On an average day I’ll simultaneously be running a number of applications, a common group of which include:
- TextMate (or Sublime Text 2)
I’ve yet to notice any lag, especially when comparing performance to my i7 MacBook Pro.
An unexpected benefit for me was portability. I don’t travel too much but I’ve gone on a number of trips since November where the Air’s shine was glowing. I’ve been a laptop guy for the past 6 years or so, but never really enjoyed a lasting battery. Finally, with the Air, I was able to get a staggering amount of work done before realizing that I wasn’t plugged in to a wall. In addition to the battery life, the form factor is just the right boost of awesome. Laptops haven’t been “large” in many years, but I’m now completely spoiled by the dimensions of this computer.
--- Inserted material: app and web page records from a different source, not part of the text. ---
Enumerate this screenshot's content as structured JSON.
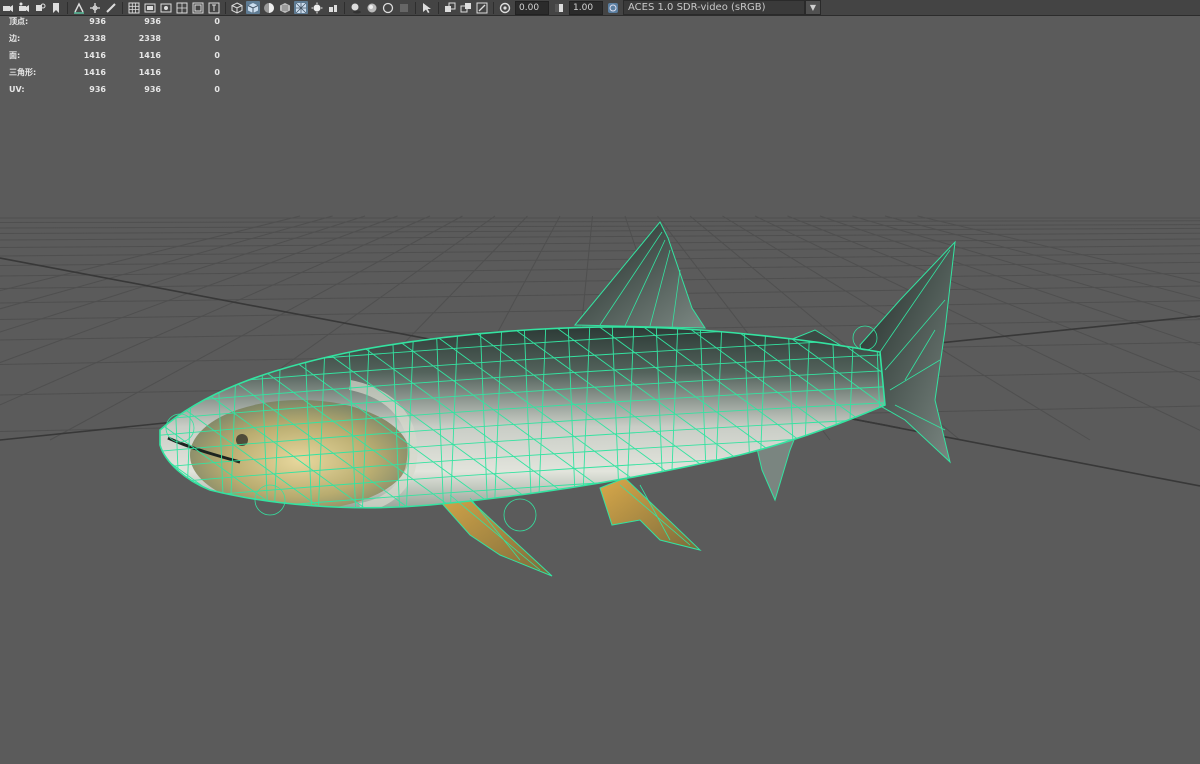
{
  "toolbar": {
    "icons": [
      "camera-select-icon",
      "camera-attributes-icon",
      "bookmark-icon",
      "image-plane-icon",
      "2d-pan-zoom-icon",
      "grease-pencil-icon",
      "grid-icon",
      "film-gate-icon",
      "resolution-gate-icon",
      "gate-mask-icon",
      "field-chart-icon",
      "safe-action-icon",
      "safe-title-icon",
      "wireframe-icon",
      "smooth-shade-icon",
      "default-material-icon",
      "textured-icon",
      "wireframe-on-shaded-icon",
      "xray-icon",
      "lights-icon",
      "shadows-icon",
      "ambient-occlusion-icon",
      "motion-blur-icon",
      "anti-aliasing-icon",
      "depth-of-field-icon",
      "isolate-select-icon",
      "xray-joints-icon",
      "xray-active-icon",
      "backface-culling-icon",
      "exposure-icon",
      "gamma-icon",
      "color-management-icon"
    ],
    "exposure_value": "0.00",
    "gamma_value": "1.00",
    "color_space": "ACES 1.0 SDR-video (sRGB)"
  },
  "hud": {
    "rows": [
      {
        "label": "顶点:",
        "c1": "936",
        "c2": "936",
        "c3": "0"
      },
      {
        "label": "边:",
        "c1": "2338",
        "c2": "2338",
        "c3": "0"
      },
      {
        "label": "面:",
        "c1": "1416",
        "c2": "1416",
        "c3": "0"
      },
      {
        "label": "三角形:",
        "c1": "1416",
        "c2": "1416",
        "c3": "0"
      },
      {
        "label": "UV:",
        "c1": "936",
        "c2": "936",
        "c3": "0"
      }
    ]
  },
  "viewport": {
    "background": "#5b5b5b",
    "grid_color": "#4d4d4d",
    "axis_color": "#3a3a3a",
    "wire_color": "#34e3a1",
    "model": "fish-mesh"
  }
}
It would be disappointing to have to move back to a 15″ machine after getting used to the Air.
MacBook Air + the rest
In addition to my professional work, I also use my Air for a number of other things you may be interesting in comparing. I try to shoot photos with a Canon 7D, an 18 megapixel DSLR that generates ~30MB RAW files and I process these photos in Aperture 3. I tested Aperture in store and noticed that the sample photos were of a large size, but I was convinced (and not blaming that) Apple had used optimized assets in an effort to ‘wow’.
After working with 18MP RAW images in Aperture 3 (and Lightroom) for nearly the past year, I can say that the SSD helps bigtime. The MacBook Air is able to edit photos on par, if not a bit quicker than my Intel Core 2 Duo MacBook Pro (non unibody) could. The one reportable outcome is that the fans work hard when processing assets that large, and that always makes me nervous as heat and electronics don’t mix with a positive outcome. I tend to do my post-processing of photos using a ‘scratch’ library I’ve set up on the SSD itself, and once that work is done, I’ll import that library into my main library stored on an external hard drive. This process has worked well, but dedicated graphics would be great in the future.
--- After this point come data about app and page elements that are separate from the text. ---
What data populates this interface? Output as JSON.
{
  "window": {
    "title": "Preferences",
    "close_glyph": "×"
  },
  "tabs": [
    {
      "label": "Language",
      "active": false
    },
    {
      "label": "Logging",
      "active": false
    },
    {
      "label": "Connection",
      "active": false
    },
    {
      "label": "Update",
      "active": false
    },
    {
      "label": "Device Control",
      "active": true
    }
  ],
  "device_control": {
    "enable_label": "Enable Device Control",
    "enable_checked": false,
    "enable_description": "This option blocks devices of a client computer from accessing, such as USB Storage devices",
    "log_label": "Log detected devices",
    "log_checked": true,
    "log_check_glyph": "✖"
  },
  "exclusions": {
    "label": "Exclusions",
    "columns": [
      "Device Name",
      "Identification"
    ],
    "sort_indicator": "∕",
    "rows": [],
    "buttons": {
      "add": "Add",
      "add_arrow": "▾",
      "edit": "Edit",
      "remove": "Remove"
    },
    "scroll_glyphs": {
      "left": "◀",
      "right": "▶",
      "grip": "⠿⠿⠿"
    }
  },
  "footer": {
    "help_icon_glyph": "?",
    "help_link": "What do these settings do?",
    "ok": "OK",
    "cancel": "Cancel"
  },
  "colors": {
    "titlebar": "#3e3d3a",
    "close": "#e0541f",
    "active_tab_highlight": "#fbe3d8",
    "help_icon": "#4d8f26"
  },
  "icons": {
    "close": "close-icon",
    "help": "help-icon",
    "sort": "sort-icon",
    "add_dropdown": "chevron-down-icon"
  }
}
What I miss
With all of the good, there are a few niceties that I’d love to see in the possible MacBook Air refresh due this week. First and foremost: I miss the backlit keyboard. This is not something I expected as I came to take it for granted, but for those nights where I feel like doing some work from the living room couch without full room lighting, I’d love the benefit of a backlit keyboard. This update seems likely as of some recent news, so that’s awesome.
The other major hardware change I’d love to see is an option with dedicated graphics, even if that meant a bit thicker of a form factor. It’s not something integral to my professional workflow, but for those times when I’m processing photos or transcoding the occasional video, the boost in performance would be welcomed. I do my fair share of screencasts so not having the processor cranking and fans whirring for extended amounts of time would be great.
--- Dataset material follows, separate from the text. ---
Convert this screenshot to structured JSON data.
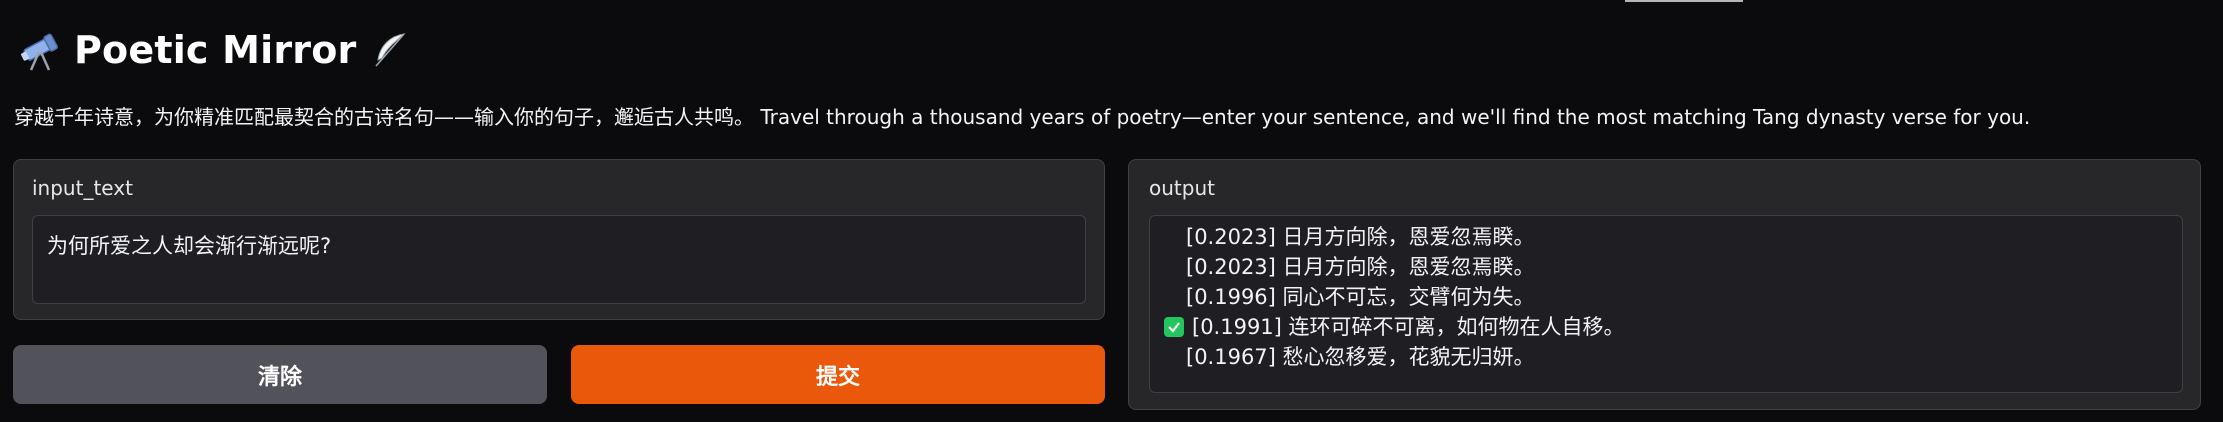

So there you have it; using a MacBook Air for Web development. Again, it’s the best Mac I’ve ever owned, for both professional and personal use, and I will look forward to upgrading to a new Air when the time comes. It’s that blend between a professional notebook and a portable netbook we’ve all been waiting for. The new Air’s are going to sell like crazy.